The Township evolved gradually.  Churches, schools and stores began to appear.  In 1920 a bridge was built across the Wasi River opening up the east-west corridor along the 10th line, now known as Chiswick Line.  The land became better defined as roads, bridges and fences were established.  In 1934 there was a big fire in the Fossmill lumberyard and in 1936 the mill itself burned down and was never rebuilt.  As a consequence the village became derelict.  By this time, however, farms had become quite productive, and there was still an opportunity to make a living from the land.  Sales of meat, milk, vegetables, wood and maple syrup helped to swell the family coffers.
With the advent of the automobile, roads were greatly improved and many bridges built.  Decentralization began as travel to and from the Township became easy.  Schools were closed and so were the train stations.  The last train passed along the line in 1995.  Many of the large farms have now disappeared and a movement towards hobby farms, with a small number of animals, has taken hold.  People move here to get closer to nature and live a different lifestyle.
With an area of approximately 200 square kilometers and a population of about 1,200, Chisholm Township is still very much a rural community.  Please enjoy it and take good care of it.
Chisholm’s history has been recorded in books entitled “Our Chisholm History” – due in part to the hard work of the History Committee of the Chisholm’s Women’s Institute.   These women wanted to preserve the stories of our grand old settlers.

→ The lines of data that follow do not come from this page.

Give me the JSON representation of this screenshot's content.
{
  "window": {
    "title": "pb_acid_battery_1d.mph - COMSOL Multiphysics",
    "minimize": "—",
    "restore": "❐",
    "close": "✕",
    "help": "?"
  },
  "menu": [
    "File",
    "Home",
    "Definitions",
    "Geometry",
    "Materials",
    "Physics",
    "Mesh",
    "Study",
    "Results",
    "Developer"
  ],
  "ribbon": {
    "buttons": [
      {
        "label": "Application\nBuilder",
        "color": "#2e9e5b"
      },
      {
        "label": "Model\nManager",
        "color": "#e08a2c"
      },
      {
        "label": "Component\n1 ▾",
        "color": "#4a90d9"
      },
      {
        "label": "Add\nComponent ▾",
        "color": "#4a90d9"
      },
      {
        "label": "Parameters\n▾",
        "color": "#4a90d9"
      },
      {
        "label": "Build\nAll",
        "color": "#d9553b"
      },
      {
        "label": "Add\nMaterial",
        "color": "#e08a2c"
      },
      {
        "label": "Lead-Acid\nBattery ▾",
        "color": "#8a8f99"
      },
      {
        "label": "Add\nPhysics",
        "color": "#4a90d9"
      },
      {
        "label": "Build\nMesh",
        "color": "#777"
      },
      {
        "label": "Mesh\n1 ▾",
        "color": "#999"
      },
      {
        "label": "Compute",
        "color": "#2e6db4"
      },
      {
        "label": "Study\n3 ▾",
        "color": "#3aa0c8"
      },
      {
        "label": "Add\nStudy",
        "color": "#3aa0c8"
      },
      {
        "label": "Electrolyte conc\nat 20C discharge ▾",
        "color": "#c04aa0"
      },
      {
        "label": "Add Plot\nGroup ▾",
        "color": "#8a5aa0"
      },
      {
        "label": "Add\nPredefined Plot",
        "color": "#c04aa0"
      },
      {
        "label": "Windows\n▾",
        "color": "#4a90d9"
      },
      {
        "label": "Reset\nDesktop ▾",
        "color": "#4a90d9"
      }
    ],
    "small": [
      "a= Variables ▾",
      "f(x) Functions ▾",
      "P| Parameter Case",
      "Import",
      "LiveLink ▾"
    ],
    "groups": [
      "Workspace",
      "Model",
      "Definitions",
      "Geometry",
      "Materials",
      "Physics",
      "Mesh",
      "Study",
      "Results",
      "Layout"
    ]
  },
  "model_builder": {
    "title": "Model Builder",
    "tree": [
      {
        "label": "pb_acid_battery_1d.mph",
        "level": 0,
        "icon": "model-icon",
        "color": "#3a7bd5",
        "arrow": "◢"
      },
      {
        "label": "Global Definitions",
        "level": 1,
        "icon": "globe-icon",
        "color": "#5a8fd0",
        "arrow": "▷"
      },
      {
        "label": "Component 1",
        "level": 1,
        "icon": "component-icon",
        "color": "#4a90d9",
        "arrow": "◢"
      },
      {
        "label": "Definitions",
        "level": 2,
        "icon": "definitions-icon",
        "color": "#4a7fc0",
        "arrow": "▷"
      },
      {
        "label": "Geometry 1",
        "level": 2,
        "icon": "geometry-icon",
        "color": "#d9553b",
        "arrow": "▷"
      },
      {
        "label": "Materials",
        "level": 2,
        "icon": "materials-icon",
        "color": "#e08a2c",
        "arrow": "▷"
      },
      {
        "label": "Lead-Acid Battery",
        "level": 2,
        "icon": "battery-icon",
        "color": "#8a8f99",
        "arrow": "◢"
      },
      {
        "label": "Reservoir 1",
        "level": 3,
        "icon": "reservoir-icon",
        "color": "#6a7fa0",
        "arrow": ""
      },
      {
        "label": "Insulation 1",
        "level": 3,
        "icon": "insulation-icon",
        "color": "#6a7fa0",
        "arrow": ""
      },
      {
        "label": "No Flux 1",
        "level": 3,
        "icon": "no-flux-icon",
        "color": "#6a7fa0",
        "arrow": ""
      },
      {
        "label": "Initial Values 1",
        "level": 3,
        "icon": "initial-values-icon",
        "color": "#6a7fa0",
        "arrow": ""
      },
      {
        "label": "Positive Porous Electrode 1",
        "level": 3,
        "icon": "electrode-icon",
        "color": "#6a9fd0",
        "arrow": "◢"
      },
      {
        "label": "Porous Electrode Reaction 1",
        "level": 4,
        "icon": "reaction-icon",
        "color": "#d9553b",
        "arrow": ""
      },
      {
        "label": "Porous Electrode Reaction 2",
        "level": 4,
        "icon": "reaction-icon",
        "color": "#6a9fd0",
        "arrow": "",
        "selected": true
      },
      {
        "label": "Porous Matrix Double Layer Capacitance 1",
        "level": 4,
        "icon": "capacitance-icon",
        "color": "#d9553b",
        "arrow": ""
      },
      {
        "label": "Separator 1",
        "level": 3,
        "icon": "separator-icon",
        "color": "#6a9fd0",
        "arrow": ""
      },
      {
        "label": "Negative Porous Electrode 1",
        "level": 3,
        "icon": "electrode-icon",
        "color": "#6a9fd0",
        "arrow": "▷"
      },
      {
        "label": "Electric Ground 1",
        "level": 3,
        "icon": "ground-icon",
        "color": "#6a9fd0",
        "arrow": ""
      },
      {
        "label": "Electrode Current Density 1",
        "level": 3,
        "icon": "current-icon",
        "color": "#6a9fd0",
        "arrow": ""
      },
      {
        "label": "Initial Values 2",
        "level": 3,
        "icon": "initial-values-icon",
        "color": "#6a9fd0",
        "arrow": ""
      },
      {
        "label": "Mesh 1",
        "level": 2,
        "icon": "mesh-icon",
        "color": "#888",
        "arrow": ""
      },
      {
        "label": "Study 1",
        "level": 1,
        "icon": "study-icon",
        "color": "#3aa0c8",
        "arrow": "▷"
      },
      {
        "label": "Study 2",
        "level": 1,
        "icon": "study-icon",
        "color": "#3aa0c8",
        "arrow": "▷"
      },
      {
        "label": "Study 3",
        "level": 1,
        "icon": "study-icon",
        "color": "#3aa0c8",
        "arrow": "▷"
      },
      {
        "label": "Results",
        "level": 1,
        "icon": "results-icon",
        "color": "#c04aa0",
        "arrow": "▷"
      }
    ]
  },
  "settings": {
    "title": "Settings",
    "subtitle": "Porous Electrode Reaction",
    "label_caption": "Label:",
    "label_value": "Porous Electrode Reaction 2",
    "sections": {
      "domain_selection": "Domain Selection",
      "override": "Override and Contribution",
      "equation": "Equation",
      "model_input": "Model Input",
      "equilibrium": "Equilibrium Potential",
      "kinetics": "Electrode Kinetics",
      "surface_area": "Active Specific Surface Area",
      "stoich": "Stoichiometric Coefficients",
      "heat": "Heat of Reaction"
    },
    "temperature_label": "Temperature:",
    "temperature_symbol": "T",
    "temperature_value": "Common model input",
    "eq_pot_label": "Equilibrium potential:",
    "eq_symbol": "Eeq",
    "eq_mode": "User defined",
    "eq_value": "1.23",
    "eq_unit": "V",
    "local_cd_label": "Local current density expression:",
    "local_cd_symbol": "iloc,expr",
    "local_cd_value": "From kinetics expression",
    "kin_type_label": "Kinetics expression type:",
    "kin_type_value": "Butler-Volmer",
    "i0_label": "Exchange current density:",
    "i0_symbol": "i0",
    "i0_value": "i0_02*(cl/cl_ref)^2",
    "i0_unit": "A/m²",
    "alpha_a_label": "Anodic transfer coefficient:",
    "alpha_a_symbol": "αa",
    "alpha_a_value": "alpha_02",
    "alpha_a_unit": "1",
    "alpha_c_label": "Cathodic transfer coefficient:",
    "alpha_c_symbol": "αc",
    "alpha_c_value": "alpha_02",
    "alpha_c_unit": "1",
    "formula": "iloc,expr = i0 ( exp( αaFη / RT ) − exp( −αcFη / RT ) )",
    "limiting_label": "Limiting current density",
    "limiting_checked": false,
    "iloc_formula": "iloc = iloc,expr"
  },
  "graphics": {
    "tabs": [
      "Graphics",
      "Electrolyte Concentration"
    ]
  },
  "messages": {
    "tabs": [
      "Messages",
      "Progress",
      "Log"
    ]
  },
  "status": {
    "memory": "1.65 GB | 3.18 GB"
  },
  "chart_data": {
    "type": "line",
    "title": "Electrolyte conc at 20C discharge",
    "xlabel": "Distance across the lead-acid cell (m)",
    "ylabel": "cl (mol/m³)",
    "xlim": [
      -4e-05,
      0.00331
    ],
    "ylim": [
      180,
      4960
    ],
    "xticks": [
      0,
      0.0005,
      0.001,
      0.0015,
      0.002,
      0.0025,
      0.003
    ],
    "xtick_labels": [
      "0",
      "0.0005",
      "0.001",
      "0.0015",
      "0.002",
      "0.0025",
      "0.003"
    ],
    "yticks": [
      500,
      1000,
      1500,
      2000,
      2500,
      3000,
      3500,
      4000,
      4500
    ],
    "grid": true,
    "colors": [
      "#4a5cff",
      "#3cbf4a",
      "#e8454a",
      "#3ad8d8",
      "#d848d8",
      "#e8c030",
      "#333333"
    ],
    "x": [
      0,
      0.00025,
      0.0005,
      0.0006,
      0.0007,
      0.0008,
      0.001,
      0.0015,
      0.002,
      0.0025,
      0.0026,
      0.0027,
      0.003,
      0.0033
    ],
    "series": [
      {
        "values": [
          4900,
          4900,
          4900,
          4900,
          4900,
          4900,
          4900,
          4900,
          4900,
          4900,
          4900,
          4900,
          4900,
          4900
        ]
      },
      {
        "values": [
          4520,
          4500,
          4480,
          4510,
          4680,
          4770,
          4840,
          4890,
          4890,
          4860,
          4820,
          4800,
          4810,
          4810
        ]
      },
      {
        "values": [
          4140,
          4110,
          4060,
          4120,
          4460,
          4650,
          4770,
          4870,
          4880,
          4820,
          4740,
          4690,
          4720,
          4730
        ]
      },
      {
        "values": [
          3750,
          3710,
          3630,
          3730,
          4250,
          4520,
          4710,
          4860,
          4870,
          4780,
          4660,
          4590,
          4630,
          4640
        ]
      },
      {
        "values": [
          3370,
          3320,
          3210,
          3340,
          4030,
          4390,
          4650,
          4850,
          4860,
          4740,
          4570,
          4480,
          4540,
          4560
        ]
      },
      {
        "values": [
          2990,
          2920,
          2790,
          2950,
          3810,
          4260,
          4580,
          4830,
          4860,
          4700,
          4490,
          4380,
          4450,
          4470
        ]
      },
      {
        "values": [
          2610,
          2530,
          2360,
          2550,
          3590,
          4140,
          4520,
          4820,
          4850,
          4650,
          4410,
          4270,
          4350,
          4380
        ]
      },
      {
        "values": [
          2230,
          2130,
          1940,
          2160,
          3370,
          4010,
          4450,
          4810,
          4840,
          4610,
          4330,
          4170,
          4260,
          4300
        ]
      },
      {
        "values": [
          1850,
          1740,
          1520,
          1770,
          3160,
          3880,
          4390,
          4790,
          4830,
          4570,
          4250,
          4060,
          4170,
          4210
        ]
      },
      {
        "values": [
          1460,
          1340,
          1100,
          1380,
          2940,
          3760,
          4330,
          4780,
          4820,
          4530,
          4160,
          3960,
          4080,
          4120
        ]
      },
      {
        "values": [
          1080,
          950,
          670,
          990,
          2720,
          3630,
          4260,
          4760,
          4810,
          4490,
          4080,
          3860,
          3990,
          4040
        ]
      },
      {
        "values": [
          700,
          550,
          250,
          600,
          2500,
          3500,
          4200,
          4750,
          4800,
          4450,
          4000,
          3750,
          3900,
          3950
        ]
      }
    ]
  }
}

Volume I covers history from 1880 to 1960, with accounts of war records, school histories, and family histories as well as maps and pictures.

Fourteen years later, the History Committee produced Volume II (1880-1974), which included family histories that had not appeared in Volume I.

Then in 2000, Volume III was produced, due again to the hard work of the Women’s Institute along with a Volunteer Chisholm Heritage Committee.

These books can be viewed at local libraries or can be purchased at the Township Office for $40.00 each or all three volumes for $75.00.  
Chisholm is on a high level of land that sheds water into two immense watercourses.  Wasi River feeds into Lake Nipissing and thence into the great lakes and the west.  Nosbonsing River feeds into Lake Nosbonsing and thence into the Mattawa and Ottawa Rivers, and the east.
The elevation varies from about 280 feet above sea level in the north to 450 feet in the south.

The Township has a variety of terrain.  There are gently rolling hills and pastures, lakes and rivers, rugged rocky sections and dense forests.  The high ground at the southern end is undeveloped and is known as Algonquin Highlands.  A main feature of the Township is beautiful Wistawasing Lake, known locally as Wasi Lake, with its’ two public beaches and its enclave of homes and cottages.  The other lake, Graham Lake, is on private property and does not have public access.
A topographical map can be purchased at Brushey’s in Powassan.  Chisholm is wholly contained in map “Powassan 31 L/3”.  A detailed base map showing all the lots in the Township can be viewed in the Township Office along with an aerial view of Chisholm made in about 1969.